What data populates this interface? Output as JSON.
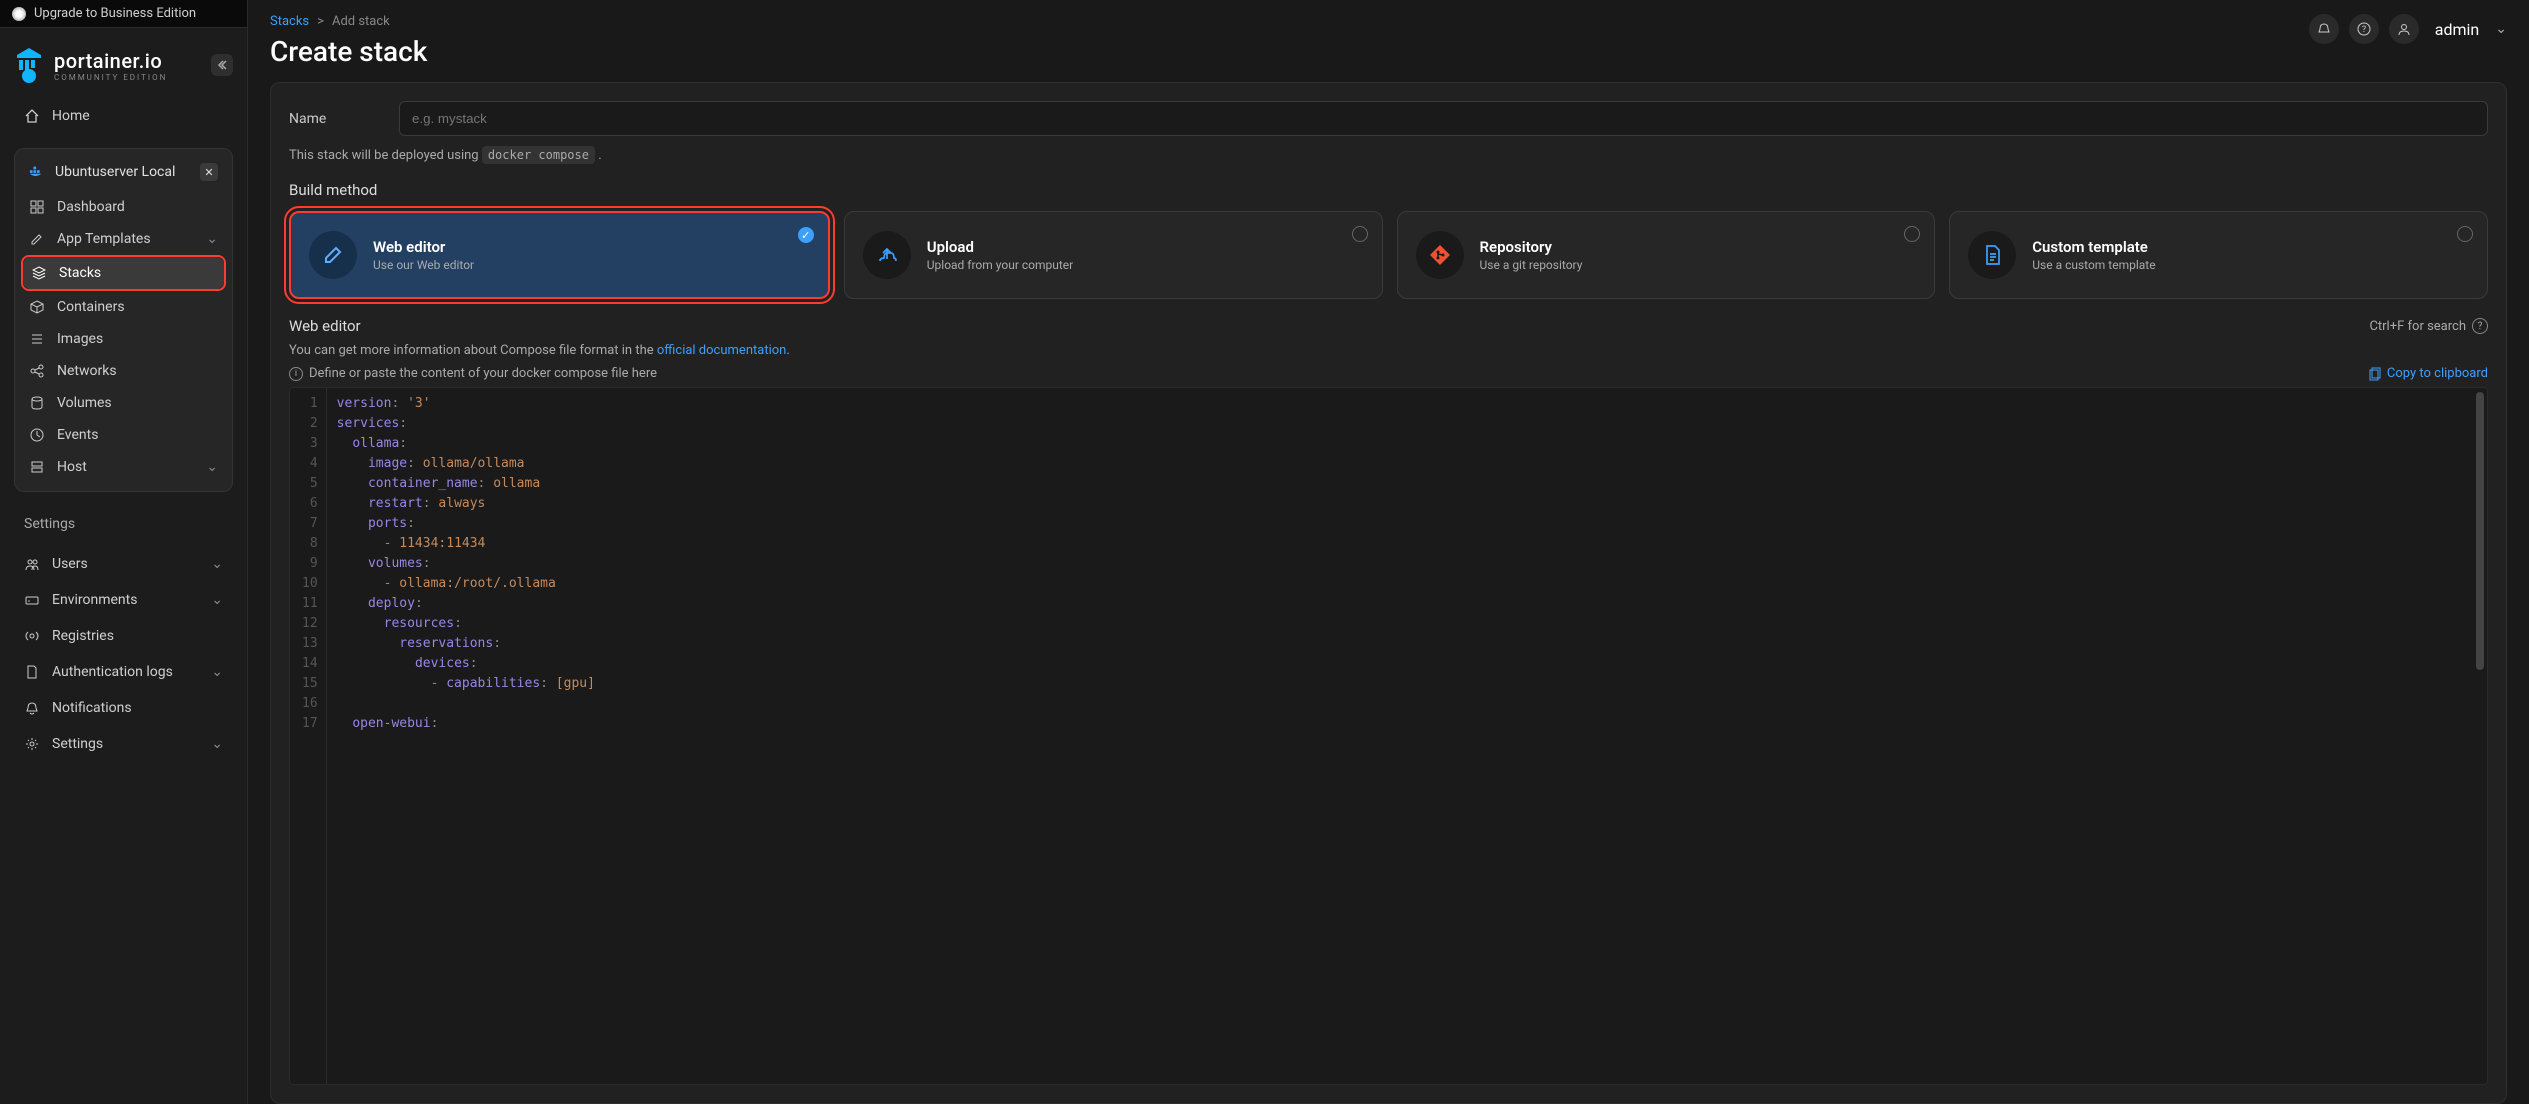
{
  "upgrade": {
    "label": "Upgrade to Business Edition"
  },
  "brand": {
    "name": "portainer.io",
    "subtitle": "COMMUNITY EDITION"
  },
  "nav": {
    "home": "Home",
    "env_name": "Ubuntuserver Local",
    "items": {
      "dashboard": "Dashboard",
      "app_templates": "App Templates",
      "stacks": "Stacks",
      "containers": "Containers",
      "images": "Images",
      "networks": "Networks",
      "volumes": "Volumes",
      "events": "Events",
      "host": "Host"
    },
    "settings_label": "Settings",
    "settings": {
      "users": "Users",
      "environments": "Environments",
      "registries": "Registries",
      "auth_logs": "Authentication logs",
      "notifications": "Notifications",
      "settings": "Settings"
    }
  },
  "header": {
    "breadcrumb_stacks": "Stacks",
    "breadcrumb_sep": ">",
    "breadcrumb_add": "Add stack",
    "title": "Create stack",
    "user": "admin"
  },
  "form": {
    "name_label": "Name",
    "name_placeholder": "e.g. mystack",
    "deploy_hint_a": "This stack will be deployed using ",
    "deploy_hint_code": "docker compose",
    "deploy_hint_b": " .",
    "build_method_label": "Build method",
    "methods": {
      "web": {
        "title": "Web editor",
        "desc": "Use our Web editor"
      },
      "upload": {
        "title": "Upload",
        "desc": "Upload from your computer"
      },
      "repo": {
        "title": "Repository",
        "desc": "Use a git repository"
      },
      "custom": {
        "title": "Custom template",
        "desc": "Use a custom template"
      }
    },
    "editor_title": "Web editor",
    "search_hint": "Ctrl+F for search",
    "info_a": "You can get more information about Compose file format in the ",
    "info_link": "official documentation",
    "info_b": ".",
    "define_hint": "Define or paste the content of your docker compose file here",
    "copy_btn": "Copy to clipboard"
  },
  "code": {
    "lines": [
      "1",
      "2",
      "3",
      "4",
      "5",
      "6",
      "7",
      "8",
      "9",
      "10",
      "11",
      "12",
      "13",
      "14",
      "15",
      "16",
      "17"
    ],
    "l1_a": "version",
    "l1_b": "'3'",
    "l2": "services",
    "l3": "ollama",
    "l4_a": "image",
    "l4_b": "ollama/ollama",
    "l5_a": "container_name",
    "l5_b": "ollama",
    "l6_a": "restart",
    "l6_b": "always",
    "l7": "ports",
    "l8": "11434:11434",
    "l9": "volumes",
    "l10": "ollama:/root/.ollama",
    "l11": "deploy",
    "l12": "resources",
    "l13": "reservations",
    "l14": "devices",
    "l15_a": "capabilities",
    "l15_b": "[gpu]",
    "l17": "open-webui"
  }
}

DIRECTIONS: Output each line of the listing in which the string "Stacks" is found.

SOLUTION BELOW:
      "stacks": "Stacks",
    "breadcrumb_stacks": "Stacks",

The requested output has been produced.